He refused to answer questions about potential areas of disagreement, including the partial rollback of the ban on foreign home buyers, saying that was a "confidential matter".

NZ First MP Shane Jones. Photo: RNZ
NZ First MP Shane Jones. Photo: RNZ

The APEC summit - attended some of the world's most powerful leaders - will start in San Francisco next week. National's Christopher Luxon has said he would be keen to be there if there was a government deal in place in time.

That summit and the Pacific Islands Forum (PIF), happening at the moment, were both on leaders' minds as they progressed the talks, Peters said.

"And here we are, with a three-week delay, because people decided to have people enrolling on election day," he said. "They had 35 months to enrol, but no, we had people going to the election day as parties with manifestos, not knowing who the constituency was. That's not democracy.

"We had three weeks' delay as a consequence of that and I wish the media would focus on who caused that delay than the last few days, and we've been flat out all day and half the darn night trying to get the negotiations completed."

The law was changed in 2020 to allow people to enrol to vote on election day - it was passed with New Zealand First's support.

When the change was made, an extra week was given to allow for the extra checking likely needed. That meant three weeks between election night and confirmation of the final result.

While it was "seriously important" for New Zealand to be represented at prime ministerial level at the Pacific Islands Forum, that opportunity had "been missed", he said.

"And it's very important to be at APEC, but let's look at the barrier, or the obstruction, or the detour, put there by the Labour Party that we have to live through", he said, including the need to renew the warrant of Chris Hipkins as Prime Minister which will expire this weekend.

Ranked second in the New Zealand First caucus, Shane Jones was coy when asked for any updates as he walked into Treasury.

"No. Great news, I've been to Farmers' to buy some underwear," he said.

Jones hosed down a question over whether his purchase indicated he would be staying in Wellington for a few more days to get the deal done.

"I can assure you, they're singlets and not undies."

Christopher Luxon speaking to media earlier this week. Photo: RNZ
Christopher Luxon speaking to media earlier this week. Photo: RNZ

Luxon: We're making progress 

Speaking to reporters at Parliament, Luxon said the parties were "working away on a few issues and we're making progress" but declined to give further details.

He could not "really say" when asked how many days away a deal might be.

"We're working as hard as we possibly can.
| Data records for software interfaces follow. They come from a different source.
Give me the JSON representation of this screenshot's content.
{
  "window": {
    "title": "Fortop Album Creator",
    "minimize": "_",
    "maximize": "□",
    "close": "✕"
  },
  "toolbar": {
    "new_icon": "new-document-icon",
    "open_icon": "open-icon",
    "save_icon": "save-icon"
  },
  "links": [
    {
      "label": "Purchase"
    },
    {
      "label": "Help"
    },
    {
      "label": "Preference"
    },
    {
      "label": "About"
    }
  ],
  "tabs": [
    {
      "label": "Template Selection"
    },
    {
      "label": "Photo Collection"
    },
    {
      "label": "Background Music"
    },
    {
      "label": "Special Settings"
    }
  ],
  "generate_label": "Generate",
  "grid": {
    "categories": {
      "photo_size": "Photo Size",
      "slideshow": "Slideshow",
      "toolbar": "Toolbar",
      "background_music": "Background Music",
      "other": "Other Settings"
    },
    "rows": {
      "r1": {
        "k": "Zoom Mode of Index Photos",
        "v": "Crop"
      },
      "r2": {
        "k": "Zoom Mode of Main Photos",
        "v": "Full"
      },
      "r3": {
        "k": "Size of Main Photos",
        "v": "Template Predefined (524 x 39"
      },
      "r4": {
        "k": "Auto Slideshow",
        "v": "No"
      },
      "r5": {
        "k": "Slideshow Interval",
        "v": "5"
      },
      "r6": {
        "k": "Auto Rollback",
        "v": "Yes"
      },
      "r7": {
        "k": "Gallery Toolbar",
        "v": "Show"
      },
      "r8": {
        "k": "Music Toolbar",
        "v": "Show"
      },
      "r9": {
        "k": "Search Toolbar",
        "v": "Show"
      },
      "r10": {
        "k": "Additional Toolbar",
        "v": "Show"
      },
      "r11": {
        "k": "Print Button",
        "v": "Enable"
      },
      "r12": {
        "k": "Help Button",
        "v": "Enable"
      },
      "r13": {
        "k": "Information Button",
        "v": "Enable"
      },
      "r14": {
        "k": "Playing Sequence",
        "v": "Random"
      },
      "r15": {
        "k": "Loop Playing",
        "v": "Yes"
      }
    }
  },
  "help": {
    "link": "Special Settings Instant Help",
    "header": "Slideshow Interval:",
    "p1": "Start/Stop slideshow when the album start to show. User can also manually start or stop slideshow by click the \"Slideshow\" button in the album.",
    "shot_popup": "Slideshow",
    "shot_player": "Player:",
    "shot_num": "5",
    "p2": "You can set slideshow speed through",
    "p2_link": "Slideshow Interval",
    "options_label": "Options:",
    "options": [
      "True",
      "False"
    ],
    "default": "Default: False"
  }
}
There's really good faith and good will, with all the political leaders that are there and we're making good progress."

Luxon said he "would like to go" to APEC but his "real priority was making sure we form a strong, stable government".

The three parties negotiating had not yet all met together but they "would be doing that shortly", he said, though refused to give more specific details.

He defended the time taken to put a deal in place, saying it "had not yet been a week since the official vote was counted".

"We had 20 percent of our vote not counted until three weeks after election night, which was an issue, I think, in itself, so we can speed it up in the future.

"But importantly, what we're doing is making sure that we can actually progress as fast as we can."